* The problem
Ignoring the images, restate the records below word for word.

* Exercise materials
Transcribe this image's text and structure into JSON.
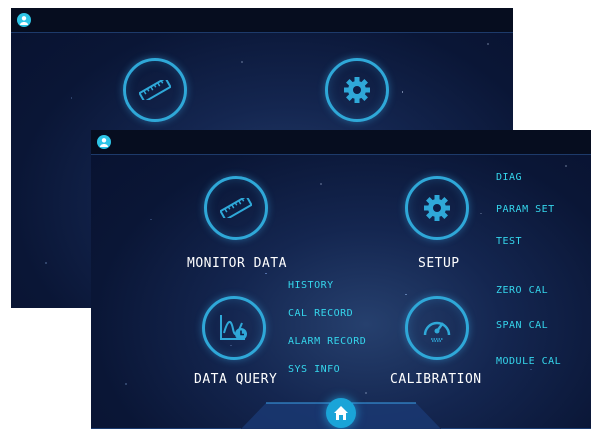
{
  "colors": {
    "background": "#0e1d45",
    "accent": "#2fa8d8",
    "link_text": "#35d6ec",
    "label_text": "#ffffff"
  },
  "back_screen": {
    "icons": [
      "ruler-icon",
      "gear-icon"
    ]
  },
  "front_screen": {
    "modules": {
      "monitor_data": {
        "label": "MONITOR DATA",
        "icon": "ruler-icon"
      },
      "setup": {
        "label": "SETUP",
        "icon": "gear-icon",
        "links": [
          "DIAG",
          "PARAM SET",
          "TEST"
        ]
      },
      "data_query": {
        "label": "DATA QUERY",
        "icon": "chart-clock-icon",
        "links": [
          "HISTORY",
          "CAL RECORD",
          "ALARM RECORD",
          "SYS INFO"
        ]
      },
      "calibration": {
        "label": "CALIBRATION",
        "icon": "gauge-icon",
        "links": [
          "ZERO CAL",
          "SPAN CAL",
          "MODULE CAL"
        ]
      }
    },
    "home_icon": "home-icon",
    "user_icon": "user-icon"
  }
}
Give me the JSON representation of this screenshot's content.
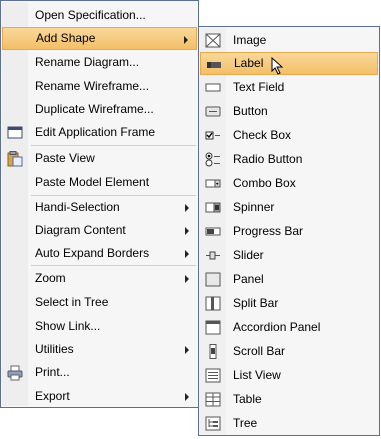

* Solution to the exercise
Transcribe this image's text and structure into JSON.
{
  "colors": {
    "background": "#0e1d45",
    "accent": "#2fa8d8",
    "link_text": "#35d6ec",
    "label_text": "#ffffff"
  },
  "back_screen": {
    "icons": [
      "ruler-icon",
      "gear-icon"
    ]
  },
  "front_screen": {
    "modules": {
      "monitor_data": {
        "label": "MONITOR DATA",
        "icon": "ruler-icon"
      },
      "setup": {
        "label": "SETUP",
        "icon": "gear-icon",
        "links": [
          "DIAG",
          "PARAM SET",
          "TEST"
        ]
      },
      "data_query": {
        "label": "DATA QUERY",
        "icon": "chart-clock-icon",
        "links": [
          "HISTORY",
          "CAL RECORD",
          "ALARM RECORD",
          "SYS INFO"
        ]
      },
      "calibration": {
        "label": "CALIBRATION",
        "icon": "gauge-icon",
        "links": [
          "ZERO CAL",
          "SPAN CAL",
          "MODULE CAL"
        ]
      }
    },
    "home_icon": "home-icon",
    "user_icon": "user-icon"
  }
}
Give me the JSON representation of this screenshot's content.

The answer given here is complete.